The COP24 is the world climate conference held in Katowice, Poland between the 2nd and the 5th December 2018.
The acronym “COP24” stands for “Conference of parties” which is the Conference of the signatory countries of the UNFCCC, the Conference of the United Nations on Climate Changes.
It was a fundamental meeting to regulate and limit the emissions that are bringing the well known climate changes. The COP24 in particular was intended to arrange and define the rules to enforce the agreements, that were previously taken in the Paris Conference of 2015.
Brief history and previous agreements

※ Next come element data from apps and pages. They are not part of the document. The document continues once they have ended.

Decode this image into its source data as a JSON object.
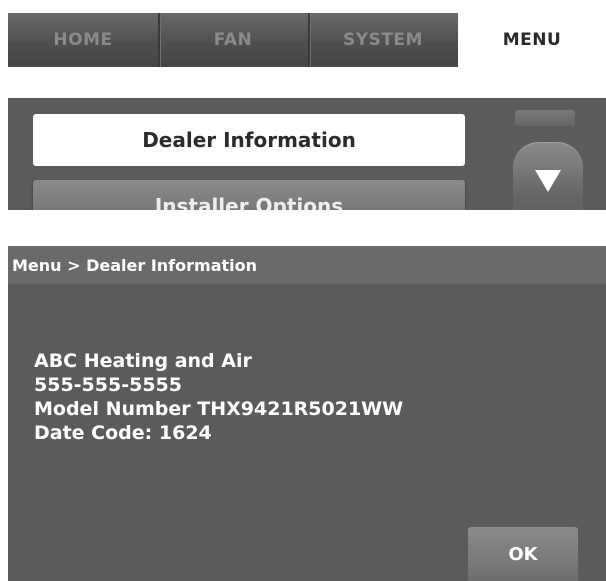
{
  "tabs": [
    {
      "label": "HOME",
      "active": false
    },
    {
      "label": "FAN",
      "active": false
    },
    {
      "label": "SYSTEM",
      "active": false
    },
    {
      "label": "MENU",
      "active": true
    }
  ],
  "menu": {
    "items": [
      {
        "label": "Dealer Information",
        "selected": true
      },
      {
        "label": "Installer Options",
        "selected": false
      }
    ],
    "scroll_down_icon": "down-arrow-icon"
  },
  "dealer_screen": {
    "breadcrumb": "Menu > Dealer Information",
    "lines": [
      "ABC Heating and Air",
      "555-555-5555",
      "Model Number THX9421R5021WW",
      "Date Code: 1624"
    ],
    "ok_label": "OK"
  },
  "colors": {
    "panel": "#5b5b5b",
    "tabbar": "#4f4f4f",
    "active_tab": "#ffffff"
  }
}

The topics discussed in the COP24 are based on the agreements reached in the “Rio Conference on climate changes”or COP21 held in Paris from 30th November to 12th December 2015. The number 21 is due to the fact that it was the 21st annual session of the UNFCCC Conference since 1992 (it was also called CMP11, being the 11th since the Kyoto Protocol in 1997).

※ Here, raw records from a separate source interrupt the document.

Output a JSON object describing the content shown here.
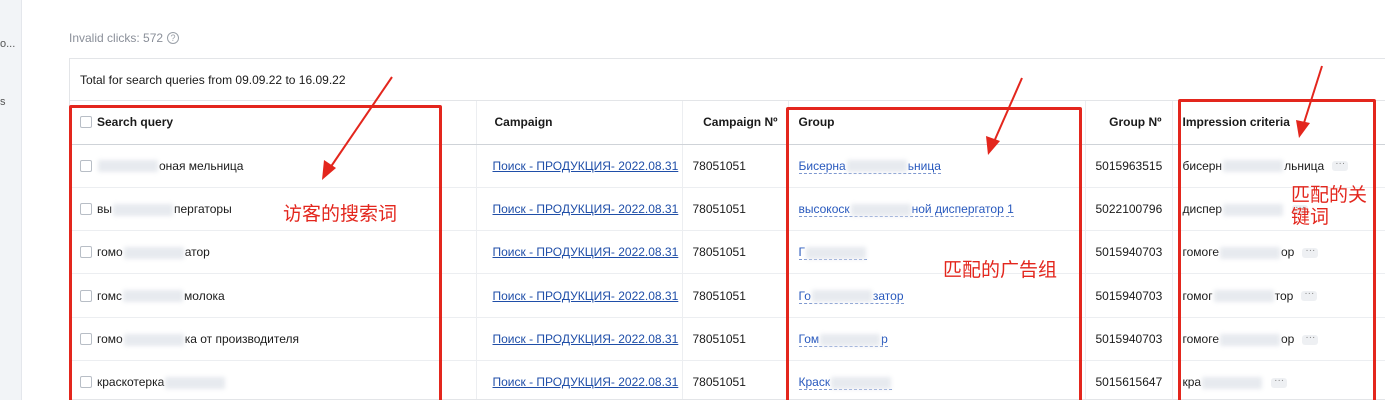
{
  "sidebar": {
    "frag1": "o...",
    "frag2": "s"
  },
  "invalid_clicks": "Invalid clicks: 572",
  "total_label": "Total for search queries from 09.09.22 to 16.09.22",
  "columns": {
    "search_query": "Search query",
    "campaign": "Campaign",
    "campaign_no": "Campaign Nº",
    "group": "Group",
    "group_no": "Group Nº",
    "impression": "Impression criteria"
  },
  "rows": [
    {
      "q1": "",
      "q2": "оная мельница",
      "campaign": "Поиск - ПРОДУКЦИЯ- 2022.08.31",
      "campaign_no": "78051051",
      "g1": "Бисерна",
      "g2": "ьница",
      "group_no": "5015963515",
      "i1": "бисерн",
      "i2": "льница"
    },
    {
      "q1": "вы",
      "q2": "пергаторы",
      "campaign": "Поиск - ПРОДУКЦИЯ- 2022.08.31",
      "campaign_no": "78051051",
      "g1": "высокоск",
      "g2": "ной диспергатор 1",
      "group_no": "5022100796",
      "i1": "диспер",
      "i2": ""
    },
    {
      "q1": "гомо",
      "q2": "атор",
      "campaign": "Поиск - ПРОДУКЦИЯ- 2022.08.31",
      "campaign_no": "78051051",
      "g1": "Г",
      "g2": "",
      "group_no": "5015940703",
      "i1": "гомоге",
      "i2": "ор"
    },
    {
      "q1": "гомс",
      "q2": "молока",
      "campaign": "Поиск - ПРОДУКЦИЯ- 2022.08.31",
      "campaign_no": "78051051",
      "g1": "Го",
      "g2": "затор",
      "group_no": "5015940703",
      "i1": "гомог",
      "i2": "тор"
    },
    {
      "q1": "гомо",
      "q2": "ка от производителя",
      "campaign": "Поиск - ПРОДУКЦИЯ- 2022.08.31",
      "campaign_no": "78051051",
      "g1": "Гом",
      "g2": "р",
      "group_no": "5015940703",
      "i1": "гомоге",
      "i2": "ор"
    },
    {
      "q1": "краскотерка",
      "q2": "",
      "campaign": "Поиск - ПРОДУКЦИЯ- 2022.08.31",
      "campaign_no": "78051051",
      "g1": "Краск",
      "g2": "",
      "group_no": "5015615647",
      "i1": "кра",
      "i2": ""
    }
  ],
  "annotations": {
    "visitor_terms": "访客的搜索词",
    "matched_group": "匹配的广告组",
    "matched_keyword_1": "匹配的关",
    "matched_keyword_2": "键词"
  },
  "colors": {
    "annotation_red": "#e3261d",
    "link_blue": "#1f4ea8"
  }
}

During the conference an agreement was reached on the reduction of the emissions and it had the approval of the 195 parties; in particular, one of the main issues arranged was keeping global warming “well below 2° C”.
For those who want to read the whole Paris agreement, we attach the link for the pdf of a reliable italian translation: Accordi di Parigi 2015
COP24 and its importance
The COP24 was the first climate conference held after the publication in October of the Intergovernmental Panel on Climate Change (IPCC) report, which stated that, in order to limit the increase of temperature to 1.5° C, governments will necessarily have to reduce the greenhouse gas emissions by 45% by the year 2030.
As already happened, the Conference lasted longer than expected, ending with one day late (closure was due to the 14th December, not the 15th); among the main goals achieved we can point out the adoption of the “Katowice Climate Package”, a set of rules aimed to implement the agreements made in Paris in 2015 during COP21.
Was it therefore a success?
The climate supervisor of the United Nations Patricia Espinosa stated that “Now there’s a roadmap with which the international community can decisively face climate change“, but it be emphasized that important world powers such as USA, Saudi Arabia and Russia contested the IPCC report, welcoming its publication but rejecting its conclusions.
Speaking of concrete facts, the agreement was made that all countries will have to provide information on their national contribution to reduce emissions (the so-called NDC or “National Determined Contributions”), but a strict action plan on emissions cuts hasn’t been drawn up yet.
Important positive factors were the registration of the emissions of all countries and the use of the so-called “carbon credits”, rewards given to the countries that will further reduce their own emissions to “balance” those of the other countries. In particular the country that will not reach the reduction objectives will have to purchase these missing credits from the countries that have brought their emissions below the minimum threshold (this way the most vituous countries are rewarded).
An higher tolerance on emissions and fundings for the “conversion” to more sustainable energy sources were granted to developing countries.
The role of the “Super Powers”
Unfortunately, it must be said that great countries that could make a difference don’t seem to have a really positive role: Cina and India supported the cause without taking real measures, while worrying is the position of the USA with President Trump who, as expected, totally reversed the excellent contribution of the USA to the agreements made in Paris 2015 (with President Obama).
In a similar position stand both Russia and Brasil, that has supported the agreements in the recent years but with the new president Jair Bolsonaro, has also withdrawn his country’s offer to host the meetings for the year to come.
The last sore point is, in our opinion, the extremely scarce “publicity” made for this important event. Newspapers, televison news and social media in general, didn’t raise awareness in people, for an event of global relevance that could bring a cleaner, eco-friendly planet for young and future generations, whose lifes will be directly and heavily influenced from the agreements made in these years.
We are not talking about “end of the world” scaremongering, but everybody’s awareness of a glaring problem such as the dangerous increase of temperature due to the excessive CO2 emissions, brought about by our lifestyle in the last 150 years.